My object all sublime
I shall achieve in time
To let the punishment fit the crime, The punishment fit the crime;
And make each prisoner pent
A source of innocent merriment, Of innocent merriment!
— Gilbert and Sullivan, The Mikado
The twofold topic of crime and punishment has yielded bountiful fruit over the years in science fiction, providing endless speculation on the future of law, law enforcement, civil justice, and criminal punishment, and perhaps no representative of the genre has made more salad from this particular harvest than that icon of television, film, and popular culture, Star Trek. Many of its futuristic scenarios implied things wouldn’t stray far from the familiar: investigations, inquiries, inquests, courtrooms, courts martial, jury trials, imprisonment, exile, and executions (usually averted at the last minute). Occasionally we’d be treated to a fun anachronism, like trial by combat.
Punishment was often surprisingly harsh, given Star Trek’s rosy view of the evolution of future society.

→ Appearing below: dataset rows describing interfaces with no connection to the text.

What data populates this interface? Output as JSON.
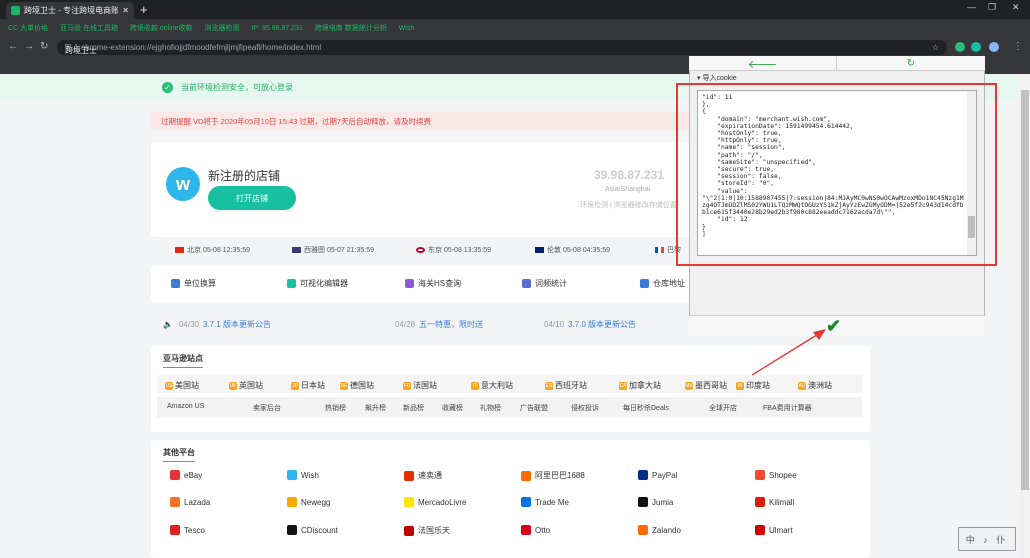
{
  "browser": {
    "tab_title": "跨境卫士 - 专注跨境电商账号安全",
    "new_tab": "+",
    "window_controls": [
      "—",
      "❐",
      "✕"
    ],
    "bookmarks": [
      "CC 大单价格",
      "亚马逊 在线工具箱",
      "跨境收款 online收款",
      "浏览器检测",
      "IP: 95.86.87.231",
      "跨境电商 数据统计分析",
      "Wish"
    ],
    "address_site": "跨境卫士",
    "address_url": "chrome-extension://ejghofiojjdfmoodfefmjljmjfipeafl/home/index.html"
  },
  "page": {
    "safe_message": "当前环境检测安全，可放心登录",
    "notice": "过期提醒 VD将于 2020年05月10日 15:43 过期，过期7天后自动释放，请及时续费",
    "store": {
      "logo": "w",
      "name": "新注册的店铺",
      "open_button": "打开店铺",
      "ip": "39.98.87.231",
      "location": "Asia/Shanghai",
      "ip_note": "环境检测 | 浏览器修改存储位置"
    },
    "clocks": [
      {
        "flag": "#de2910",
        "text": "北京 05-08 12:35:59"
      },
      {
        "flag": "#3c3b6e",
        "text": "西雅图 05-07 21:35:59"
      },
      {
        "flag": "#bc002d",
        "text": "东京 05-08 13:35:59"
      },
      {
        "flag": "#012169",
        "text": "伦敦 05-08 04:35:59"
      },
      {
        "flag": "#0055a4",
        "text": "巴黎"
      }
    ],
    "tools": [
      {
        "icon": "#3a7bd5",
        "label": "单位换算"
      },
      {
        "icon": "#17c0a0",
        "label": "可视化编辑器"
      },
      {
        "icon": "#8e5ad8",
        "label": "海关HS查询"
      },
      {
        "icon": "#5b6bd8",
        "label": "词频统计"
      },
      {
        "icon": "#3a7bd5",
        "label": "仓库地址"
      }
    ],
    "updates": [
      {
        "date": "04/30",
        "text": "3.7.1 版本更新公告"
      },
      {
        "date": "04/28",
        "text": "五一特惠，限时送"
      },
      {
        "date": "04/10",
        "text": "3.7.0 版本更新公告"
      }
    ],
    "amazon": {
      "title": "亚马逊站点",
      "sites": [
        "美国站",
        "英国站",
        "日本站",
        "德国站",
        "法国站",
        "意大利站",
        "西班牙站",
        "加拿大站",
        "墨西哥站",
        "印度站",
        "澳洲站"
      ],
      "site_badges": [
        "US",
        "UK",
        "JP",
        "DE",
        "FR",
        "IT",
        "ES",
        "CA",
        "MX",
        "IN",
        "AU"
      ],
      "links": [
        "Amazon US",
        "卖家后台",
        "热销榜",
        "飙升榜",
        "新品榜",
        "收藏榜",
        "礼物榜",
        "广告联盟",
        "侵权投诉",
        "每日秒杀Deals",
        "全球开店",
        "FBA费用计算器"
      ]
    },
    "other": {
      "title": "其他平台",
      "platforms": [
        {
          "name": "eBay",
          "color": "#e53238"
        },
        {
          "name": "Wish",
          "color": "#2fb7ec"
        },
        {
          "name": "速卖通",
          "color": "#e62e04"
        },
        {
          "name": "阿里巴巴1688",
          "color": "#ff6a00"
        },
        {
          "name": "PayPal",
          "color": "#003087"
        },
        {
          "name": "Shopee",
          "color": "#ee4d2d"
        },
        {
          "name": "Lazada",
          "color": "#f57224"
        },
        {
          "name": "Newegg",
          "color": "#f7a800"
        },
        {
          "name": "MercadoLivre",
          "color": "#ffe600"
        },
        {
          "name": "Trade Me",
          "color": "#0073e6"
        },
        {
          "name": "Jumia",
          "color": "#111111"
        },
        {
          "name": "Kilimall",
          "color": "#d81e06"
        },
        {
          "name": "Tesco",
          "color": "#e0201f"
        },
        {
          "name": "CDiscount",
          "color": "#111111"
        },
        {
          "name": "法国乐天",
          "color": "#bf0000"
        },
        {
          "name": "Otto",
          "color": "#d4021d"
        },
        {
          "name": "Zalando",
          "color": "#ff6900"
        },
        {
          "name": "Ulmart",
          "color": "#d40000"
        }
      ]
    }
  },
  "popup": {
    "back_icon": "🡐",
    "refresh_icon": "↻",
    "section_label": "▾ 导入cookie",
    "cookie_text": "\"id\": 11\n},\n{\n    \"domain\": \"merchant.wish.com\",\n    \"expirationDate\": 1591499454.614442,\n    \"hostOnly\": true,\n    \"httpOnly\": true,\n    \"name\": \"session\",\n    \"path\": \"/\",\n    \"sameSite\": \"unspecified\",\n    \"secure\": true,\n    \"session\": false,\n    \"storeId\": \"0\",\n    \"value\":\n\"\\\"2|1:0|10:1588907455|7:session|84:MJAyMC0wNS0wOCAwMzoxMDo1NC45Nzg1Mzg4OTJmODZlMS02YWU1LTQzMWQtOGUzYS1kZjAyYzEwZGMyODM=|52e5f2c943d14cdfbb1ce615f3440e28b29ed2b3f980c882eeaddc7162acda7d\\\"\",\n    \"id\": 12\n}\n]",
    "ok_icon": "✔"
  },
  "watermark": "中 ♪ 仆",
  "colors": {
    "accent": "#17c0a0",
    "highlight": "#e53935",
    "ok": "#1c8a2e"
  }
}
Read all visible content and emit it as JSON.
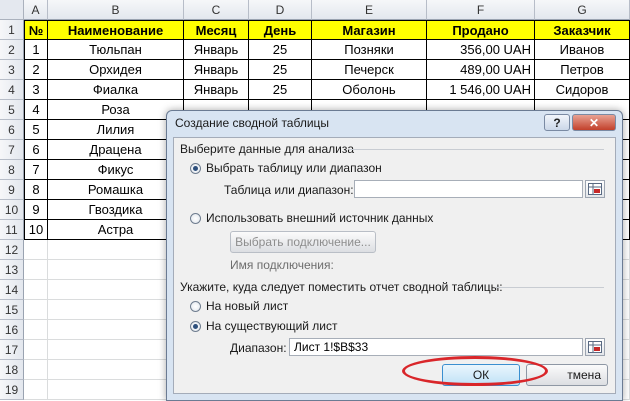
{
  "columns": [
    "A",
    "B",
    "C",
    "D",
    "E",
    "F",
    "G"
  ],
  "rows": [
    "1",
    "2",
    "3",
    "4",
    "5",
    "6",
    "7",
    "8",
    "9",
    "10",
    "11",
    "12",
    "13",
    "14",
    "15",
    "16",
    "17",
    "18",
    "19"
  ],
  "headers": [
    "№",
    "Наименование",
    "Месяц",
    "День",
    "Магазин",
    "Продано",
    "Заказчик"
  ],
  "data_rows": [
    [
      "1",
      "Тюльпан",
      "Январь",
      "25",
      "Позняки",
      "356,00 UAH",
      "Иванов"
    ],
    [
      "2",
      "Орхидея",
      "Январь",
      "25",
      "Печерск",
      "489,00 UAH",
      "Петров"
    ],
    [
      "3",
      "Фиалка",
      "Январь",
      "25",
      "Оболонь",
      "1 546,00 UAH",
      "Сидоров"
    ],
    [
      "4",
      "Роза",
      "",
      "",
      "",
      "",
      ""
    ],
    [
      "5",
      "Лилия",
      "",
      "",
      "",
      "",
      ""
    ],
    [
      "6",
      "Драцена",
      "",
      "",
      "",
      "",
      ""
    ],
    [
      "7",
      "Фикус",
      "",
      "",
      "",
      "",
      ""
    ],
    [
      "8",
      "Ромашка",
      "",
      "",
      "",
      "",
      ""
    ],
    [
      "9",
      "Гвоздика",
      "",
      "",
      "",
      "",
      ""
    ],
    [
      "10",
      "Астра",
      "",
      "",
      "",
      "",
      ""
    ]
  ],
  "colors": {
    "header_fill": "#ffff00",
    "dialog_bg": "#d8e4f2",
    "highlight": "#d9262a"
  },
  "dialog": {
    "title": "Создание сводной таблицы",
    "help_label": "?",
    "close_label": "✕",
    "section1": "Выберите данные для анализа",
    "radio_table": "Выбрать таблицу или диапазон",
    "table_range_label": "Таблица или диапазон:",
    "table_range_value": "",
    "radio_external": "Использовать внешний источник данных",
    "choose_connection": "Выбрать подключение...",
    "connection_name_label": "Имя подключения:",
    "section2": "Укажите, куда следует поместить отчет сводной таблицы:",
    "radio_new_sheet": "На новый лист",
    "radio_existing_sheet": "На существующий лист",
    "range_label": "Диапазон:",
    "range_value": "Лист 1!$B$33",
    "ok_label": "ОК",
    "cancel_label": "тмена"
  }
}
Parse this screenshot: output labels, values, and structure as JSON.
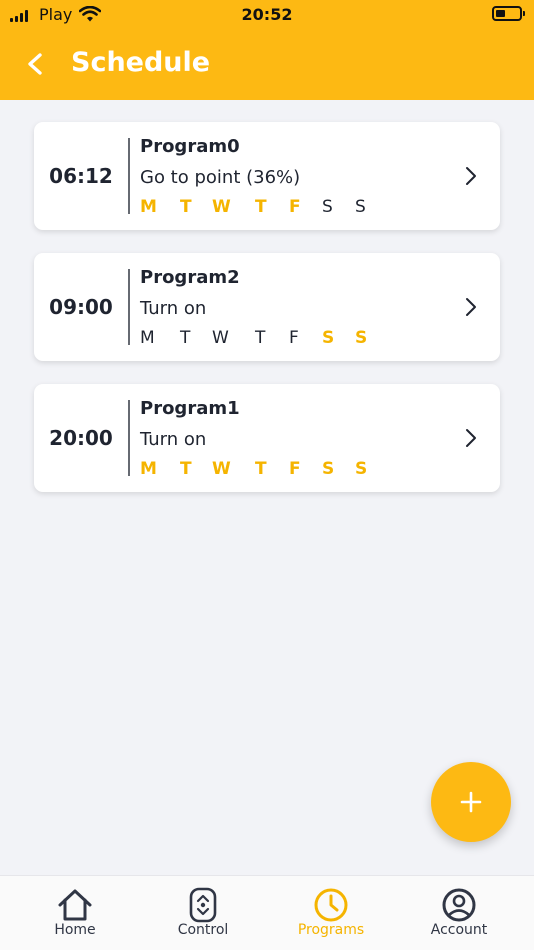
{
  "status_bar": {
    "carrier": "Play",
    "time": "20:52"
  },
  "header": {
    "title": "Schedule"
  },
  "programs": [
    {
      "time": "06:12",
      "name": "Program0",
      "action": "Go to point (36%)",
      "days": [
        {
          "label": "M",
          "active": true
        },
        {
          "label": "T",
          "active": true
        },
        {
          "label": "W",
          "active": true
        },
        {
          "label": "T",
          "active": true
        },
        {
          "label": "F",
          "active": true
        },
        {
          "label": "S",
          "active": false
        },
        {
          "label": "S",
          "active": false
        }
      ]
    },
    {
      "time": "09:00",
      "name": "Program2",
      "action": "Turn on",
      "days": [
        {
          "label": "M",
          "active": false
        },
        {
          "label": "T",
          "active": false
        },
        {
          "label": "W",
          "active": false
        },
        {
          "label": "T",
          "active": false
        },
        {
          "label": "F",
          "active": false
        },
        {
          "label": "S",
          "active": true
        },
        {
          "label": "S",
          "active": true
        }
      ]
    },
    {
      "time": "20:00",
      "name": "Program1",
      "action": "Turn on",
      "days": [
        {
          "label": "M",
          "active": true
        },
        {
          "label": "T",
          "active": true
        },
        {
          "label": "W",
          "active": true
        },
        {
          "label": "T",
          "active": true
        },
        {
          "label": "F",
          "active": true
        },
        {
          "label": "S",
          "active": true
        },
        {
          "label": "S",
          "active": true
        }
      ]
    }
  ],
  "nav": {
    "home": "Home",
    "control": "Control",
    "programs": "Programs",
    "account": "Account"
  },
  "colors": {
    "accent": "#fdb913",
    "active_day": "#f5b400",
    "text": "#1f2430",
    "background": "#f2f3f7"
  },
  "icons": {
    "back": "chevron-left-icon",
    "add": "plus-icon",
    "home": "home-icon",
    "control": "control-icon",
    "programs": "clock-icon",
    "account": "account-icon"
  }
}
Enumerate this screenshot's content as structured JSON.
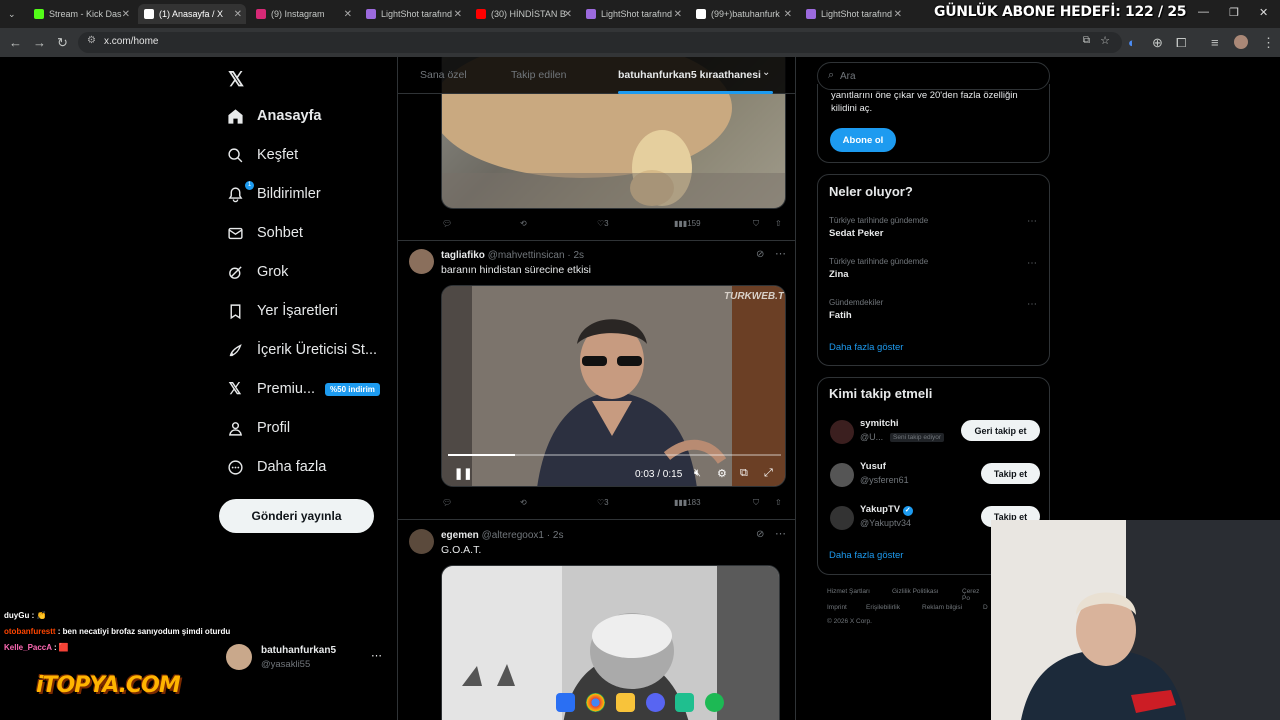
{
  "browser": {
    "tabs": [
      {
        "label": "Stream - Kick Das",
        "color": "#53fc18",
        "active": false
      },
      {
        "label": "(1) Anasayfa / X",
        "color": "#ffffff",
        "active": true
      },
      {
        "label": "(9) Instagram",
        "color": "#d62976",
        "active": false
      },
      {
        "label": "LightShot tarafınd",
        "color": "#9c6ade",
        "active": false
      },
      {
        "label": "(30) HİNDİSTAN B",
        "color": "#ff0000",
        "active": false
      },
      {
        "label": "LightShot tarafınd",
        "color": "#9c6ade",
        "active": false
      },
      {
        "label": "(99+)batuhanfurk",
        "color": "#ffffff",
        "active": false
      },
      {
        "label": "LightShot tarafınd",
        "color": "#9c6ade",
        "active": false
      }
    ],
    "url": "x.com/home"
  },
  "overlay_title": "GÜNLÜK ABONE HEDEFİ: 122 / 25",
  "nav": {
    "items": [
      {
        "label": "Anasayfa",
        "icon": "home-icon",
        "bold": true
      },
      {
        "label": "Keşfet",
        "icon": "search-icon"
      },
      {
        "label": "Bildirimler",
        "icon": "bell-icon",
        "badge": "1"
      },
      {
        "label": "Sohbet",
        "icon": "mail-icon"
      },
      {
        "label": "Grok",
        "icon": "grok-icon"
      },
      {
        "label": "Yer İşaretleri",
        "icon": "bookmark-icon"
      },
      {
        "label": "İçerik Üreticisi St...",
        "icon": "rocket-icon"
      },
      {
        "label": "Premiu...",
        "icon": "x-icon",
        "pill": "%50 indirim"
      },
      {
        "label": "Profil",
        "icon": "person-icon"
      },
      {
        "label": "Daha fazla",
        "icon": "more-circle-icon"
      }
    ],
    "post_button": "Gönderi yayınla",
    "account": {
      "name": "batuhanfurkan5",
      "handle": "@yasakli55"
    }
  },
  "feed": {
    "tabs": [
      "Sana özel",
      "Takip edilen",
      "batuhanfurkan5 kıraathanesi"
    ],
    "first_tweet_actions": {
      "likes": "3",
      "views": "159"
    },
    "tweets": [
      {
        "name": "tagliafiko",
        "handle": "@mahvettinsican",
        "time": "2s",
        "text": "baranın hindistan sürecine etkisi",
        "watermark": "TURKWEB.TV",
        "video_time": "0:03 / 0:15",
        "video_progress": 0.2,
        "likes": "3",
        "views": "183"
      },
      {
        "name": "egemen",
        "handle": "@alteregoox1",
        "time": "2s",
        "text": "G.O.A.T."
      }
    ]
  },
  "right": {
    "search_placeholder": "Ara",
    "premium_text_1": "yanıtlarını öne çıkar ve 20'den fazla özelliğin",
    "premium_text_2": "kilidini aç.",
    "subscribe": "Abone ol",
    "trends_title": "Neler oluyor?",
    "trends": [
      {
        "meta": "Türkiye tarihinde gündemde",
        "name": "Sedat Peker"
      },
      {
        "meta": "Türkiye tarihinde gündemde",
        "name": "Zina"
      },
      {
        "meta": "Gündemdekiler",
        "name": "Fatih"
      }
    ],
    "show_more": "Daha fazla göster",
    "wtf_title": "Kimi takip etmeli",
    "who_to_follow": [
      {
        "name": "symitchi",
        "handle": "@U...",
        "tag": "Seni takip ediyor",
        "button": "Geri takip et"
      },
      {
        "name": "Yusuf",
        "handle": "@ysferen61",
        "button": "Takip et"
      },
      {
        "name": "YakupTV",
        "handle": "@Yakuptv34",
        "button": "Takip et",
        "verified": true
      }
    ],
    "wtf_show_more": "Daha fazla göster",
    "footer": [
      "Hizmet Şartları",
      "Gizlilik Politikası",
      "Çerez Po",
      "Imprint",
      "Erişilebilirlik",
      "Reklam bilgisi",
      "D",
      "© 2026 X Corp."
    ]
  },
  "chat": [
    {
      "user": "duyGu",
      "color": "#ffffff",
      "msg": "👏"
    },
    {
      "user": "otobanfurestt",
      "color": "#ff4500",
      "msg": "ben necatiyi brofaz sanıyodum şimdi oturdu"
    },
    {
      "user": "Kelle_PaccA",
      "color": "#ff69b4",
      "msg": "🟥"
    }
  ],
  "sponsor_logo": "iTOPYA.COM",
  "colors": {
    "accent": "#1d9bf0",
    "bg": "#000000",
    "border": "#2f3336",
    "muted": "#71767b"
  }
}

One of my favorite Original Series Trek moments was Spock’s dispassionate summation of the various forms of execution jovial con-artist Harry Mudd would face were he ever brought to justice:
Mudd: Do you know what the penalty for fraud is on Deneb 5?
Spock: Guilty party has his choice. Death by electrocution, death by gas, death by phaser, death by hanging…
Mudd: The key word in your entire peroration, Mr. Spock, was… d-d-d-DEATH.
The issue of justice in sentencing, how to make, in the words of The Mikado, “the punishment fit the crime,” came to mind the other day in the form of a couple of articles discussing advances in our ability to manipulate memory, and possible applications this and other biotech developments might have in the criminal justice system.
The ideas floated in this article seemed hauntingly familiar. Then I remembered one of my favorite episodes from Star Trek: Deep Space 9, “Hard Time,” in which stalwart DS9 engineer Miles O’Brien is arrested on an alien world, charged with espionage, and sentenced to 20 years in prison. Virtual prison. O’Brien lives every moment of that 20 years, indistinguishable from reality, in the space of a few hours. Then, he’s released to Federation custody to put his life back together. He has to orient himself to life outside prison, re-forge friendships, and re-learn his job. But he’s still haunted by the ghost of something horrific that happened during that time he was captive within his own mind, and it nearly destroys him. It’s a tour-de-force of brilliant acting by Colm Meaney, who plays O’Brien, and Craig Wasson, who portrays O’Brien’s illusory cellmate. Watch the whole thing, if you get the chance.
We’re approaching the ability to insert false memories in the human mind, distort its perception of time, and automate these effects with computer technology. So many delicious opportunities here. A convict could experience a lifetime in prison in mere hours of real time. A violent criminal could re-live his misdeeds from his victim’s point-of-view, over and over again, until he was rehabilitated—or so emotionally and psychologically broken that he could never harm anyone again—all in a brief space of time with no danger or need to kill or even physically injure the criminal. Prisons and all their expensive and inherent evils would be obsolete, as would the engines of capital punishment. Justice could be specifically tailored to the perpetrator, the crime, and the desires of victims and their families.
Everybody wins. Right?
Well, maybe. There are some thorny ethical issues here, not the least is whether this sort of treatment constitutes torture and invites abuse. Proportionality of sentencing is threatened, as well. It could be easier for judges to issue excessive punishments—it’s all happening in an imaginary world, anyhow. What does an illusion of 100 years in prison matter if it’s only taking a few hours of real time on a soft couch, and nobody gets hurt?
There’s also no guarantee this technology could remain restricted to use by a legal, accountable authority. Imagine the likely outcome if the ability to lock someone in a virtual hell found its way into the hands of terrorists:
We have your daughter. Oh, please, sir, relax…we’re not barbarians. No harm will come to her, but if you don’t cooperate, she’ll be spending 24 hours in our “private resort.”
The most chilling part of this topic for me is people’s readiness to entertain the idea of creating that virtual hell, for any purpose. Much ink has spilled in the last few years about the incomprehensibility of a loving, merciful God consigning anyone to Hell, no matter how heinous their crime or unrepentant their heart. We poor, feeble human beings would never consider sending someone to eternal punishment. We’re better than that.
Mm-hmm. We’d do it in a heartbeat. We’re already talking about it. We’re halfway to figuring out how to make it happen, and we don’t have to worry about being constrained by any of that “loving, merciful” jazz. On this issue, my faith in the beneficence of my fellow man is rather limited. A source of innocent merriment!
We have an affinity for hell.